4. Sexy and daring Magic Mike Live show comes to Frisco for one-month run. On the heels of Magic Mike's Last Dance, the first-ever tour of the stage show Magic Mike Live will make its debut in a custom-built venue at Stonebriar Centre in Frisco, May 11-June 11. The show features professionally trained dancers delivering 90 minutes of sexy and daring dance routines, acrobatics, live music, comedy, and more in front of, above, and all around the audience.

5. This is how much money you need to live comfortably in Dallas-Fort Worth, new study finds. Whether it be the price of eggs or a new car, trying to have a financially stable life in one of America’s largest metropolitan areas is becoming more and more difficult. So, how much money do you need to make to live comfortably in Dallas-Fort Worth? A new report from SmartAsset has the answer.

Tetris blocks out a taut international story about popular video game

Movie Review

The term “origin story” is typically associated with superheroes these days, but a growing trend involves filmmakers taking a look back about famous consumer products came to be. In the next few months, Air (about Michael Jordan’s initial shoe contract with Nike), BlackBerry (about the now-defunct smartphone), and Flamin’ Hot (about the popular Cheetos flavor) will be released in either theaters or on streaming services.

First out the gate, though, is Tetris, which tells the highly complicated story of how the video game made its way from the USSR to players’ fingers worldwide in the late 1980s. The protagonist of the film is Henk Rogers (Taron Egerton), a small-time video game developer who sees an opportunity when he plays the then-unknown game at an electronics show.

Understanding its potential right away, he convinces a sales rep to sell him distribution rights in Japan, where he lives with his wife and children, and where – not so coincidentally – Nintendo is located.
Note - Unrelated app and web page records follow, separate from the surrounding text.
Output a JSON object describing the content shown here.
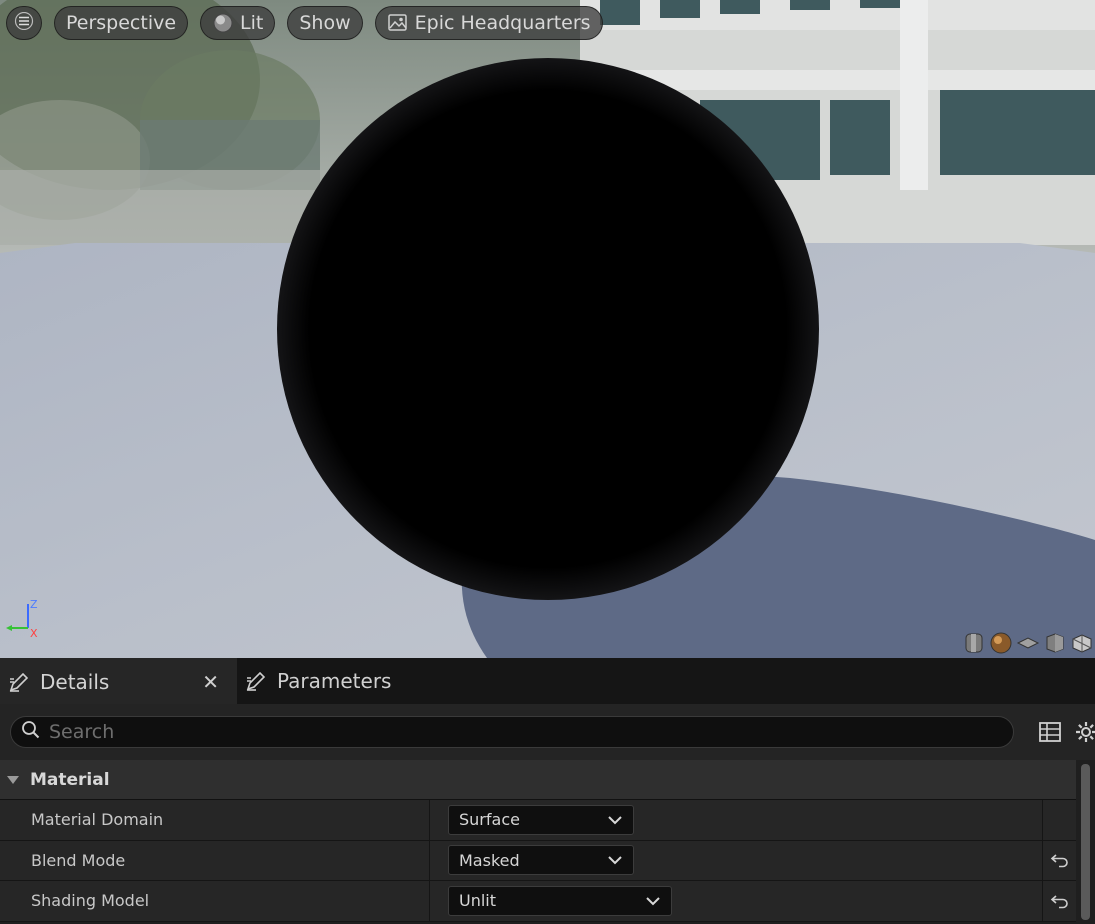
{
  "viewport": {
    "toolbar": {
      "view_mode": "Perspective",
      "lighting": "Lit",
      "show": "Show",
      "environment": "Epic Headquarters"
    },
    "axis": {
      "z": "Z",
      "x": "X"
    },
    "preview_shapes": [
      "cylinder-icon",
      "sphere-icon",
      "plane-icon",
      "cube-icon",
      "mesh-icon"
    ],
    "colors": {
      "sphere": "#000000",
      "floor": "#b3bac6"
    }
  },
  "panel": {
    "tabs": [
      {
        "label": "Details",
        "active": true
      },
      {
        "label": "Parameters",
        "active": false
      }
    ],
    "search": {
      "placeholder": "Search",
      "value": ""
    },
    "category": "Material",
    "properties": [
      {
        "name": "Material Domain",
        "value": "Surface",
        "resettable": false
      },
      {
        "name": "Blend Mode",
        "value": "Masked",
        "resettable": true
      },
      {
        "name": "Shading Model",
        "value": "Unlit",
        "resettable": true
      }
    ]
  }
}
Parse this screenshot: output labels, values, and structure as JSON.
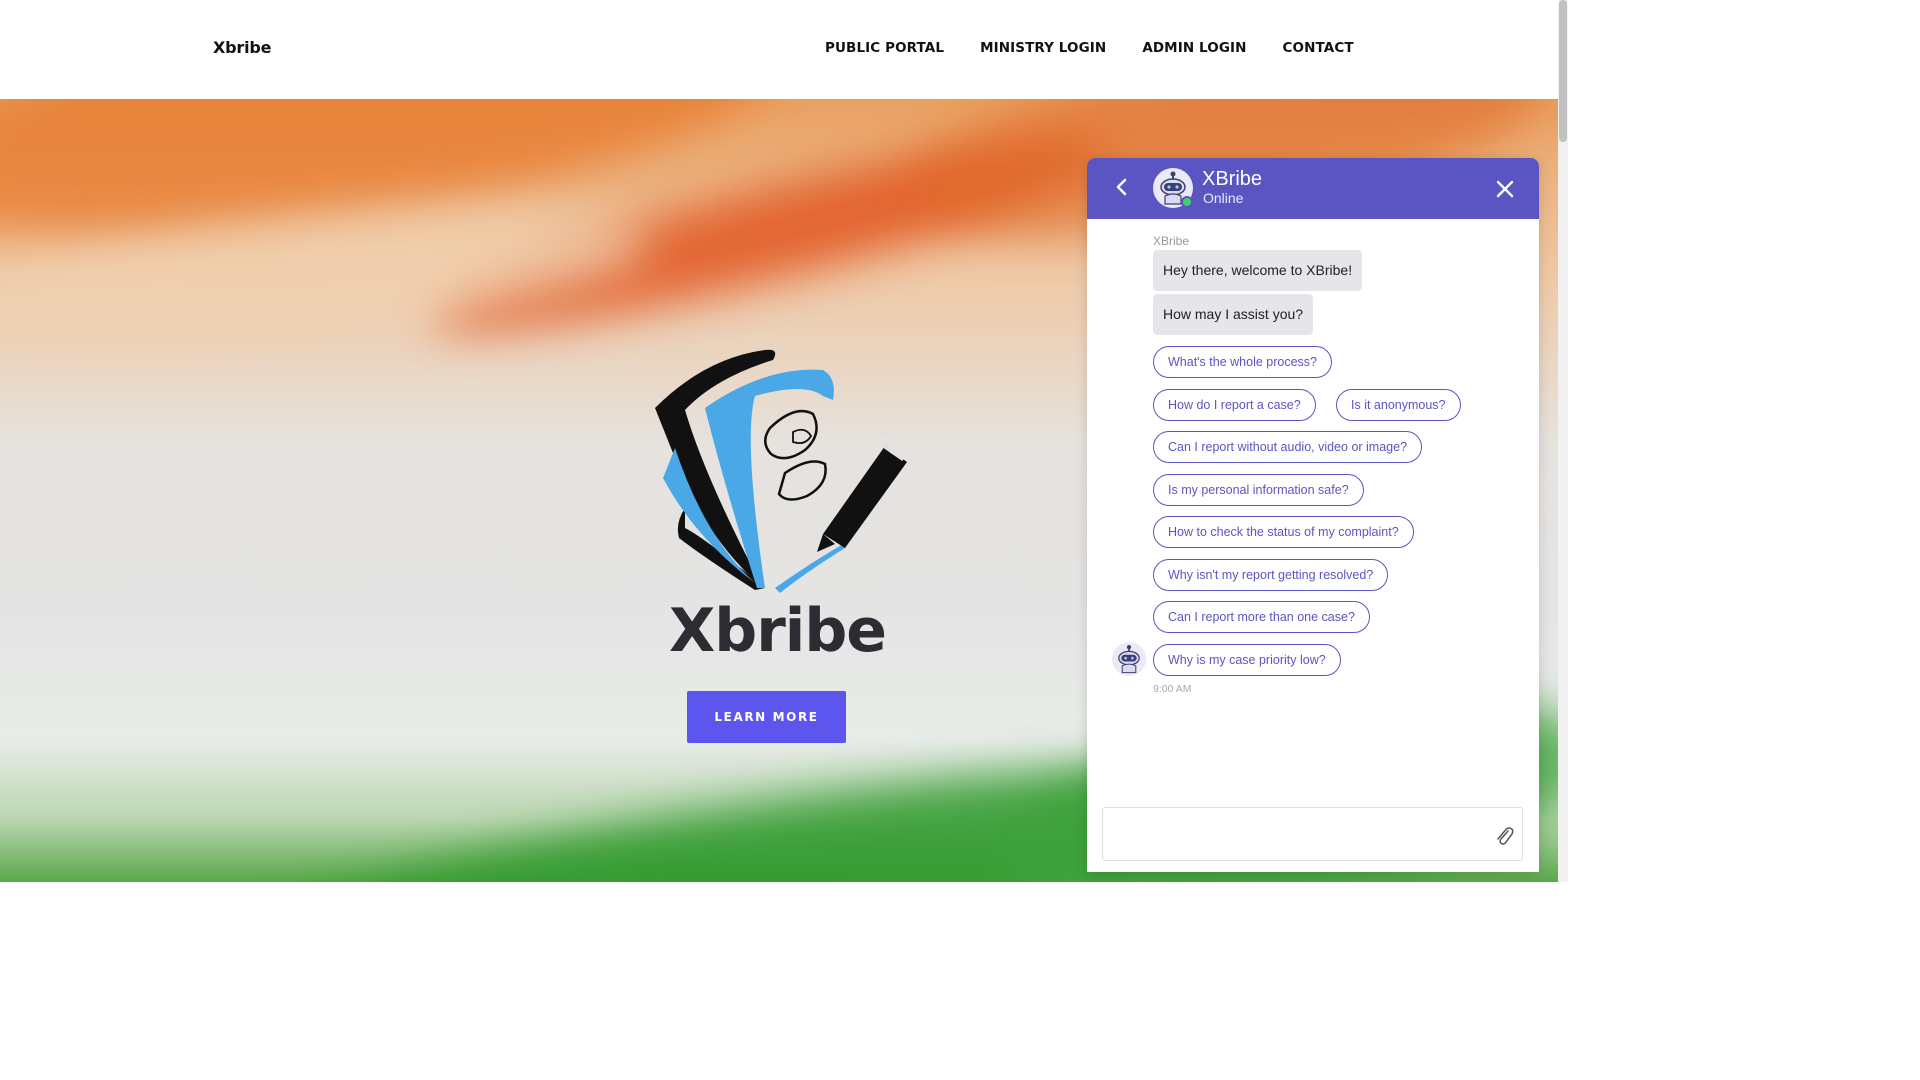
{
  "navbar": {
    "brand": "Xbribe",
    "links": [
      "PUBLIC PORTAL",
      "MINISTRY LOGIN",
      "ADMIN LOGIN",
      "CONTACT"
    ]
  },
  "hero": {
    "title": "Xbribe",
    "button_label": "LEARN MORE"
  },
  "chat": {
    "bot_name": "XBribe",
    "status": "Online",
    "sender_label": "XBribe",
    "messages": [
      "Hey there, welcome to XBribe!",
      "How may I assist you?"
    ],
    "quick_replies": [
      "What's the whole process?",
      "How do I report a case?",
      "Is it anonymous?",
      "Can I report without audio, video or image?",
      "Is my personal information safe?",
      "How to check the status of my complaint?",
      "Why isn't my report getting resolved?",
      "Can I report more than one case?",
      "Why is my case priority low?"
    ],
    "timestamp": "9:00 AM",
    "input_value": ""
  },
  "colors": {
    "accent": "#5b55c3",
    "button": "#5c55ee",
    "online": "#3dd36a",
    "saffron": "#e2561a",
    "green": "#3a9a34"
  },
  "icons": {
    "back": "chevron-left-icon",
    "close": "close-icon",
    "attach": "paperclip-icon",
    "avatar": "robot-icon"
  }
}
What seems to be straightforward at first turns quickly into a quagmire, with Rogers competing against English software company Mirrorsoft for various rights, including handheld video games, as Nintendo is about launch a new system they call Game Boy.

Directed by Jon S. Baird and written by Noah Pink, the film starts out relatively lighthearted, as the ever-optimistic Rogers bounces from country to country to convince a variety of people that his plans for the game will work. But the film gets more dramatic by the minute, with the second half – taking place almost entirely in the Soviet Union - taking on the feel of an international espionage story.

The filmmakers start with the premise that everyone watching knows Tetris and the immense popularity the game has enjoyed over the years, especially right after it launched. But even if somehow you aren’t one of those people, the film does a good job showing its importance, with multiple different parties fighting for its rights in four different countries.

Is all of what’s shown true? Probably not, but as with most movies that are “based on a true story,” there’s an understanding that the filmmakers use a good amount of dramatic license. On a pure filmmaking level, the story works because it shows the passion of Rogers for his business and the number of obstacles that stand in his way. It doesn’t hurt that one of those barriers is the USSR political machine, which practically has “evil” stamped all over it.

Egerton, known for the Kingsman series and playing Elton John in Rocketman, is a delight in this role. The somewhat shlubby character offers him a chance to utilize a different type of charm, and he knocks the part out of the park. Save for Toby Jones, most of the supporting roles are filled by lesser known actors, but all are enjoyable, especially Nikita Efremov and Oleg Stefan.

Tetris the movie could be viewed as just one big ad for the game that’s still popular, now in app form for smartphones. But the way the film is made, it’s easy to look past the commercial aspect of it and just enjoy the taut storytelling and interesting performances.


Tetris is now streaming on Apple TV+.

Nikita Efremov and Taron Egerton in Tetris

Photo courtesy of Apple TV+

Nikita Efremov and Taron Egerton in Tetris